About the Author
ELISHA WALDMAN is associate chief, division of pediatric palliative care, at the Ann and Robert H. Lurie Children's Hospital of Chicago. He was formerly medical director of pediatric palliative care at the Morgan Stanley Children's Hospital at Columbia University Medical Center in New York. He received his BA from Yale University and his medical degree from the Sackler School of Medicine in Tel Aviv. He also trained at Mount Sinai Medical Center and Memorial Sloan Kettering Cancer Center in New York, and at Boston Children’s Hospital. His writing has appeared in Bellevue Literary Review, The Hill, The Washington Post, The New York Times, and Time. He lives in Chicago.
"A fantastic book. . . . Waldman exhibits a rare self-awareness [and] shows great honesty. [His book] illustrates just how difficult it is to reconcile devotion to the healing mission with the realities of a complex life."
—Uzodinma Iweala, The New York Times Book Review
“Waldman writes beautiful sentences and explains the intricacies of disease in ways an ordinary reader can understand. . . . Ultimately, he manages to find hope and meaning in very difficult situations.”
—Sandee Brawarsky, The Jewish Week
“[Waldman’s book is] heart-rending when he details [what] his young cancer patients face, uplifting when he achieves even small breakthroughs and makes a difference in their care, and inspirational when he writes of his own search for spirituality. . . . We empathize with his frustrations and admire his determination.”
—Chicago Jewish Star

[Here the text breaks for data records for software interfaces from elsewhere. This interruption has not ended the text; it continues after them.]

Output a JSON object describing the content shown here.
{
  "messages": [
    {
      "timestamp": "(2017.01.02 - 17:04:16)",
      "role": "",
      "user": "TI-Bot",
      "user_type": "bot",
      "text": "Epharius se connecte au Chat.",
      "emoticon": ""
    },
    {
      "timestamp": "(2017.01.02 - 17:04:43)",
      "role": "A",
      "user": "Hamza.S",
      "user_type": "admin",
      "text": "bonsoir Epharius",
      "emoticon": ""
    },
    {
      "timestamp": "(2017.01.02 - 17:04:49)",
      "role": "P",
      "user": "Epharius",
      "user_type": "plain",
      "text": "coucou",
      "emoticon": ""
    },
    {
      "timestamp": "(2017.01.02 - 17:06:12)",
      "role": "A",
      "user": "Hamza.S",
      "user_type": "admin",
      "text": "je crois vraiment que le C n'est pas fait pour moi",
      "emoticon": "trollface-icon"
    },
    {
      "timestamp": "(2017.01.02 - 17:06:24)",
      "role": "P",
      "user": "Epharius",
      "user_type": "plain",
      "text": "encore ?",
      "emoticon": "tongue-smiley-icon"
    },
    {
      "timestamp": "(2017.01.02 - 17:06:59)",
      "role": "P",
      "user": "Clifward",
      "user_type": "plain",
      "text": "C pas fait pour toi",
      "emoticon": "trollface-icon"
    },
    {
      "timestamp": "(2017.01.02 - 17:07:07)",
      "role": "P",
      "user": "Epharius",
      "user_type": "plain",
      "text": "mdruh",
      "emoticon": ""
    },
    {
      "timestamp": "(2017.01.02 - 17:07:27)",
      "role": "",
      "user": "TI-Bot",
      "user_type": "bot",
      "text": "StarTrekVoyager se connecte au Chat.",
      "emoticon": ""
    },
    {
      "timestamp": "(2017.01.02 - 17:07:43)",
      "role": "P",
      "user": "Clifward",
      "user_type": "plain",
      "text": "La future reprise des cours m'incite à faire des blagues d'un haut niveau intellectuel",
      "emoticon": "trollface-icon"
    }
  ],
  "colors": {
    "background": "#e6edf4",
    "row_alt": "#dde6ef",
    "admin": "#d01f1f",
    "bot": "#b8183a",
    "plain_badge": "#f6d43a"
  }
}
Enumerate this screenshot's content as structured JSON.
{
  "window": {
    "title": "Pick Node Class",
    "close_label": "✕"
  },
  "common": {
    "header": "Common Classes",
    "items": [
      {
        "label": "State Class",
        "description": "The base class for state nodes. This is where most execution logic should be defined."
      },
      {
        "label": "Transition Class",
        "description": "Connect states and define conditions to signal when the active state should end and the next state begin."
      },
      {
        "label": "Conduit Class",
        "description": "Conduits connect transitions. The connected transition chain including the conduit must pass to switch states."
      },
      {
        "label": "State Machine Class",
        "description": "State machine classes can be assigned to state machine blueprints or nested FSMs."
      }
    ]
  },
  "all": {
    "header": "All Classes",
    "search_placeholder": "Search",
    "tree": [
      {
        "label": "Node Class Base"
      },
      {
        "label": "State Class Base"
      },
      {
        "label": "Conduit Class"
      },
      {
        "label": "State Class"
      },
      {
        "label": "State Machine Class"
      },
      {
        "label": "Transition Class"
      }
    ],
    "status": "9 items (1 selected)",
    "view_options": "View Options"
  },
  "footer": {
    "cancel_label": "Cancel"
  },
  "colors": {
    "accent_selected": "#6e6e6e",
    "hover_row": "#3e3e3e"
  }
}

“In his engrossing debut memoir, an American pediatric oncologist faces medical, personal, and cultural challenges during seven years as attending physician at Jerusalem’s Hadassah Medical Center. . . . Besides offering warm portraits of the children he treated and their distraught families, Waldman chronicles his transformation from a somewhat naïve, underprepared physician to one more politically and culturally astute. A candid and revealing portrait of a man and a nation in turmoil.”
“Who could imagine that a book about pediatric oncology would be an absolutely engrossing page-turner? Waldman’s experiences working with children and families facing the most intricately complicated illnesses in the most intricately complicated city become a template for probing the ambiguities of life, medicine, religion, politics, and identity. This Narrow Space exudes a generosity of spirit as expansive as the Judean Hills in which it is set. Truly a book for our times.”
—Dr. Danielle Ofri, author of What Patients Say, What Doctors Hear
“This Narrow Space ushers in a new and important voice in the literature of medicine. Waldman, caring for children with life-threatening diseases, shows that even when hope is gone for the body, there is still hope for the spirit. This book will illuminate and inspire, as a young physician transits culture and beliefs in his search for meaning in some of life’s most trying circumstances.”
—Dr. Jerome Groopman, professor, Harvard Medical School, and author of The Anatomy of Hope: How People Prevail in the Face of Illness